The German parliament on Wednesday backed a third bailout program for Greece.
A total of 454 MPs voted in favour, whilst 113 rejected the eurozone deal: 63 of of them from Chancellor Angela Merkel’s Christian Democrat party.
A total of 18 abstained and 46 lawmakers failed to show up, of which 17 were Christian Democrat MPs.
Before the vote, as many as 60 members from the CDU/CSU said they would oppose the agreement struck with Greece and its creditors.
Opponents are worried Athens might get a substantial debt write-off and that German taxpayers will lose out.
German Finance Minister Wolfgang Schäuble, one of the CDU party’s hawks on Greece, said that there is no guarantee that everything will work and we are allowed to have doubts.
But he told parliament that “the fact that the Greek parliament has already passed a large part of the measures.”
“It would be irresponsible not to use the opportunity for a new start in Greece.”
The Dutch parliament is set to approve the 86-billion-euro package later on Wednesday.
On Tuesday, MPs in Austria, Estonia, and Spain voted to support the third bailout.
France, Finland and Latvia have also given their approval.
The new emergency loans for Greece will be spread across three years.
The first installment is 26 billion euros, which Athens will use to repay 3.2 billion euros to the European Central Bank on August 20.
The International Monetary Fund has not yet agreed to take part in this bailout program; it says it will wait until October for the first review of Greece’s austerity reforms.
The IMF, a global ‘firefighting’ fund to help states in economic trouble, has cast doubts on whether Greece’s debt is sustainable.

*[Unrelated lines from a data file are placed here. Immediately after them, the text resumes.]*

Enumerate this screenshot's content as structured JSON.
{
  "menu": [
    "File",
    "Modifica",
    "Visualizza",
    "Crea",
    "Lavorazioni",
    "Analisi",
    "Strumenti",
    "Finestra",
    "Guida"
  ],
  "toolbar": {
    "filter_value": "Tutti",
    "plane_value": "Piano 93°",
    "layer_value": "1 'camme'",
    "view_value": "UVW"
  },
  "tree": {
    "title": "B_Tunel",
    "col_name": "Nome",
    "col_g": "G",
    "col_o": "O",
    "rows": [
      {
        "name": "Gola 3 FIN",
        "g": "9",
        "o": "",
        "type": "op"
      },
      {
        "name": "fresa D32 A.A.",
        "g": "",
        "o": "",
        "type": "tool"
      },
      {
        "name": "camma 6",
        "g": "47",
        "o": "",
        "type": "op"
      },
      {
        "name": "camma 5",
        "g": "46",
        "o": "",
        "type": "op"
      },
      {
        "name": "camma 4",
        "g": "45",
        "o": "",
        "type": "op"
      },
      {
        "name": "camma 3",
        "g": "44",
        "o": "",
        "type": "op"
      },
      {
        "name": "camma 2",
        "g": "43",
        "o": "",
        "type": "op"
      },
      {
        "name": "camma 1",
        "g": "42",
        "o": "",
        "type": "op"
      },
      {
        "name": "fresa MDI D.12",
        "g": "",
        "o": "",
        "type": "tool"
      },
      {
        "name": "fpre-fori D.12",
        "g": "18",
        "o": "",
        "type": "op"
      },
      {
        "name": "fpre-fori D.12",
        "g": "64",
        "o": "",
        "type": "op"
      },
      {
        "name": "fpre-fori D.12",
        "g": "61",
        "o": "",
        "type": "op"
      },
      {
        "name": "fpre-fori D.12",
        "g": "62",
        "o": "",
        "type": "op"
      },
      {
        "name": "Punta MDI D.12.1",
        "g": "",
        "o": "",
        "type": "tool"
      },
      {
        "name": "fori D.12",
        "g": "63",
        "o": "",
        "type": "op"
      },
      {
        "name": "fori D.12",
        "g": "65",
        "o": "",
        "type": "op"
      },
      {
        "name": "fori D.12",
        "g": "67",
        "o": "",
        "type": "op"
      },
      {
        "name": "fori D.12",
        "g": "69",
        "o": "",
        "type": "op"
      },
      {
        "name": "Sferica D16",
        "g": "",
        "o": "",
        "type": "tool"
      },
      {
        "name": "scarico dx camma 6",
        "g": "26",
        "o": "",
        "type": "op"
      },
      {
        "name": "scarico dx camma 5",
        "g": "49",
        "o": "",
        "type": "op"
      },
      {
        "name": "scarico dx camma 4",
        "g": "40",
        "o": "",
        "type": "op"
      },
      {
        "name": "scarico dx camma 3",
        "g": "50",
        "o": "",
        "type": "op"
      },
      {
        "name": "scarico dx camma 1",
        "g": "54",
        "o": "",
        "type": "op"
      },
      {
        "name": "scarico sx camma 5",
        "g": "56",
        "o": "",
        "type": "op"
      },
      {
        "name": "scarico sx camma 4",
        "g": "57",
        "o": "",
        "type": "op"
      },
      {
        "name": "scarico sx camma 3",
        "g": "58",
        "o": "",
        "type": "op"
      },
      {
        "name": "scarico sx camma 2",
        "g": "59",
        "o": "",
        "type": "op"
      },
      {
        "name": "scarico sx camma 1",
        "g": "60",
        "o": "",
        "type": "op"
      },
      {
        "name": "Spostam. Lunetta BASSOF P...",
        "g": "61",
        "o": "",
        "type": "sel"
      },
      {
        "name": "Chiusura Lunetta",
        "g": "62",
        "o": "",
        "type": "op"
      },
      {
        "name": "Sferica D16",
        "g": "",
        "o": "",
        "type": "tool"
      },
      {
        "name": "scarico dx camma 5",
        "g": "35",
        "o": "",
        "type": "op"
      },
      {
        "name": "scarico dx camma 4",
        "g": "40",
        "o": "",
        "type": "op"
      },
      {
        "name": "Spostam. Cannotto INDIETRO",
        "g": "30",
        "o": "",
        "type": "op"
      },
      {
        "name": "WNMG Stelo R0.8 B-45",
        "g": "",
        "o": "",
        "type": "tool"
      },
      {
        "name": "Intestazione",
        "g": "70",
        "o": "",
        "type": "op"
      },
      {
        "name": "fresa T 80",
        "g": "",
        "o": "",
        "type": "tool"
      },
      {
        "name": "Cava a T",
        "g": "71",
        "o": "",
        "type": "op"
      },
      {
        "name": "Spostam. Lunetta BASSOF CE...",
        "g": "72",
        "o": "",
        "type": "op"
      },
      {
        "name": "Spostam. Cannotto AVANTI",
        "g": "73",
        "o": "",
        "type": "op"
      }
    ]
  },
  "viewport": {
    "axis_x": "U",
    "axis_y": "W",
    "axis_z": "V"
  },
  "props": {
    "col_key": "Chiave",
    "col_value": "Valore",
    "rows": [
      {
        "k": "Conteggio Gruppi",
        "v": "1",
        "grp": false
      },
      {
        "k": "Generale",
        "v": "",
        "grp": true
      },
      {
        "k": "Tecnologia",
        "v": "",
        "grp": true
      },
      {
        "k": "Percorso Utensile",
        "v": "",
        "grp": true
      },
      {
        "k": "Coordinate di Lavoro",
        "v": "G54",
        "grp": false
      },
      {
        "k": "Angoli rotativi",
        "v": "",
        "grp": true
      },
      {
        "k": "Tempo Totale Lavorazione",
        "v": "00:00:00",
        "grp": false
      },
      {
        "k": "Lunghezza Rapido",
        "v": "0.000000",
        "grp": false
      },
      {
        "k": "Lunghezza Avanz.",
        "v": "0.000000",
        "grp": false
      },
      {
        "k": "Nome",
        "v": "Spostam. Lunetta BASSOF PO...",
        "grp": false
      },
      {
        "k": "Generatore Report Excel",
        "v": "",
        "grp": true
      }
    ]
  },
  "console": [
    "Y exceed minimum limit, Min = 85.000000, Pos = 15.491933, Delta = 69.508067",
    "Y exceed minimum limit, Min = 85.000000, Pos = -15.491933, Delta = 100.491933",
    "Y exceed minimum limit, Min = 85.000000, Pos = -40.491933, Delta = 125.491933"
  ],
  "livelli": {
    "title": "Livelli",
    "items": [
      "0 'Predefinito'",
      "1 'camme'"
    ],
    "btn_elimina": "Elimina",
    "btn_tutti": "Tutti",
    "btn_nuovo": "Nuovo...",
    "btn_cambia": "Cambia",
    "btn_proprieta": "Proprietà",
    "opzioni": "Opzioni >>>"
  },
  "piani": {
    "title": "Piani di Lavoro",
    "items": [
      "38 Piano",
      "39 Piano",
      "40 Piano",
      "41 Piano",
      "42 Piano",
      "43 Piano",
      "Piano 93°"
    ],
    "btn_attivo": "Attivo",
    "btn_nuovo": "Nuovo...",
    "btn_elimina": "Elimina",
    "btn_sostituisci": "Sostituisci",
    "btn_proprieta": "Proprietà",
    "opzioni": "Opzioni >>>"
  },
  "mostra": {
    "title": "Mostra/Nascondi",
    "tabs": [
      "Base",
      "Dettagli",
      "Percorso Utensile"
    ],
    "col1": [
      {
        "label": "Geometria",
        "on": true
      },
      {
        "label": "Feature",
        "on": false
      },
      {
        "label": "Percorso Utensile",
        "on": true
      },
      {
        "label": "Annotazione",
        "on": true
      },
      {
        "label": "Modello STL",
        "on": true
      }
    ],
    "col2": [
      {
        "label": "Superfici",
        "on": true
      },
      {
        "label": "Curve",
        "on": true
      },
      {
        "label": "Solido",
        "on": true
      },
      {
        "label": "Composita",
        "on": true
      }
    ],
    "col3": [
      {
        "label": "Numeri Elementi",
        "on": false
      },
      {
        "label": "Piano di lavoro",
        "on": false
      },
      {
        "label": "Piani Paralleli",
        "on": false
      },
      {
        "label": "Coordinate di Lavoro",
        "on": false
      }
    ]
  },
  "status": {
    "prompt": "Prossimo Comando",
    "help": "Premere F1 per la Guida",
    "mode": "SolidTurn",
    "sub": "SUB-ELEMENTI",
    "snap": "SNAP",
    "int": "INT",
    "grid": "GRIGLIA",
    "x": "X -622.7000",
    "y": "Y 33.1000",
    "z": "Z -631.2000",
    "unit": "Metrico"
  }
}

It wants “substantial debt relief” until eurozone governments take that step.